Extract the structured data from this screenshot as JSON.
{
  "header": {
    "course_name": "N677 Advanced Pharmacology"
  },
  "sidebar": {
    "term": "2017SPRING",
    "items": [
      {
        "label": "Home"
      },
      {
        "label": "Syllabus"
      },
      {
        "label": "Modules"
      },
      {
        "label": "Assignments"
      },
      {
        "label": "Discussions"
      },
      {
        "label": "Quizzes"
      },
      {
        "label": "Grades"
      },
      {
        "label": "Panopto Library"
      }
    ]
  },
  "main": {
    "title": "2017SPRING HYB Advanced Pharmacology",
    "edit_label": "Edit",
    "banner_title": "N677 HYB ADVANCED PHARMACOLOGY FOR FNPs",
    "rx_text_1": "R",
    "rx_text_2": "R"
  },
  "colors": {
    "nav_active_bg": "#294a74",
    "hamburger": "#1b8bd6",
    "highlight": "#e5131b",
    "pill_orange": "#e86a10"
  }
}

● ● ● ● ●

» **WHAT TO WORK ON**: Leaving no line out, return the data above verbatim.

» **FINISHED EXERCISE**:
Extract the structured data from this screenshot as JSON.
{
  "header": {
    "course_name": "N677 Advanced Pharmacology"
  },
  "sidebar": {
    "term": "2017SPRING",
    "items": [
      {
        "label": "Home"
      },
      {
        "label": "Syllabus"
      },
      {
        "label": "Modules"
      },
      {
        "label": "Assignments"
      },
      {
        "label": "Discussions"
      },
      {
        "label": "Quizzes"
      },
      {
        "label": "Grades"
      },
      {
        "label": "Panopto Library"
      }
    ]
  },
  "main": {
    "title": "2017SPRING HYB Advanced Pharmacology",
    "edit_label": "Edit",
    "banner_title": "N677 HYB ADVANCED PHARMACOLOGY FOR FNPs",
    "rx_text_1": "R",
    "rx_text_2": "R"
  },
  "colors": {
    "nav_active_bg": "#294a74",
    "hamburger": "#1b8bd6",
    "highlight": "#e5131b",
    "pill_orange": "#e86a10"
  }
}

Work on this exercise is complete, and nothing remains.